Hundreds of people are in prison on charges under the law. Critics say it has been used to persecute minority faiths and is sometimes exploited by people pursuing grudges against others.
It has been under scrutiny since a Christian, Asia Bibi, was sentenced to death in November. Ms Bibi denies insulting the Prophet Muhammad in her Punjab village in June 2009.
'Blow-back' Ms Rehman told the BBC in January that she received death threats every half hour, but would defy them.
However, in a statement received by the BBC on Thursday, she said she would not be proceeding with her proposed bill following remarks by Prime Minister Yousuf Raza Gilani earlier in the week.

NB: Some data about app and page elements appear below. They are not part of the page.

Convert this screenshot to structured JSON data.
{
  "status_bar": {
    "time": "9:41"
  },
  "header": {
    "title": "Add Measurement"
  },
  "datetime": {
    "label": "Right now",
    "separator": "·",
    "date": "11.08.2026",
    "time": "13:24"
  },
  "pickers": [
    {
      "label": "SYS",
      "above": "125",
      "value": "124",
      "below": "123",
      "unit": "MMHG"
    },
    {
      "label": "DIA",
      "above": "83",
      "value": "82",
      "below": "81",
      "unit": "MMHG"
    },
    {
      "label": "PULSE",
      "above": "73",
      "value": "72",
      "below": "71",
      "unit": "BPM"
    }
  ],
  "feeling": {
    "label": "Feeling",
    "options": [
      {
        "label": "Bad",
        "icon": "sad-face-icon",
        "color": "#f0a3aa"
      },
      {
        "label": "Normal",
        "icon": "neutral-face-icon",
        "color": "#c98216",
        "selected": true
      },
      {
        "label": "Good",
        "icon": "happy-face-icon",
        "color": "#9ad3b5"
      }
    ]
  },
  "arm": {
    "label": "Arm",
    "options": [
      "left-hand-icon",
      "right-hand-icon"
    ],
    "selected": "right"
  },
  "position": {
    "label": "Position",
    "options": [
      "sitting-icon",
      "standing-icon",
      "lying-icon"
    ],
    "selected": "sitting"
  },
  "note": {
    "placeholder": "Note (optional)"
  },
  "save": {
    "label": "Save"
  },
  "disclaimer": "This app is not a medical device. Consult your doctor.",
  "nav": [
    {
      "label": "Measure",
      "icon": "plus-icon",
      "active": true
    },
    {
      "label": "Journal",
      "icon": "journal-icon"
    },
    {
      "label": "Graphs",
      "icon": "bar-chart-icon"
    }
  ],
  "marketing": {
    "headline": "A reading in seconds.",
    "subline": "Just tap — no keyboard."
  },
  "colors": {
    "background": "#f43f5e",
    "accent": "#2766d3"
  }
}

"Since the PM announced that there cannot even be discussion on procedural amendments, and the committee announced by the party to amend the laws has been disbanded, then as a PPP representative I had no option but to abide by the party's decision in parliament.
She added: "Appeasement of extremism is a policy that will have its blow-back."
Mr Gilani had said that no amendment in the law could be considered. He also disbanded a committee set up to determine how to amend the laws.The BBC's Syed Shoaib Hasan in Karachi says politicians in Pakistan are increasingly reluctant to amend the law - many are afraid of being targeted in the way Mr Taseer was.
He says Ms Rehman's courageous stance against what is seen by some experts as a flawed law has few public supporters.
Ms Rehman stressed that she had not agreed to "withdraw" her private member's bill.
"There was never any question of withdrawing the bill as the Speaker had never admitted it on the agenda," she said.
Ms Rehman added that if the Speaker had allowed her bill "perhaps some of our colleagues would have understood that it was not suggesting total repeal of the law, but protecting our great Prophet's name against injustices done via procedures introduced by [former President] Zia ul-Haq.
"It was a question of protecting our citizens from injustice done in the name of a religion that values peace and tolerance more than anything else," she said.
Her statement came as Human Rights Watch urged the government to release a boy of 17 who is under arrest in Pakistan, accused of blaspheming against the Prophet Muhammad in a high school exam.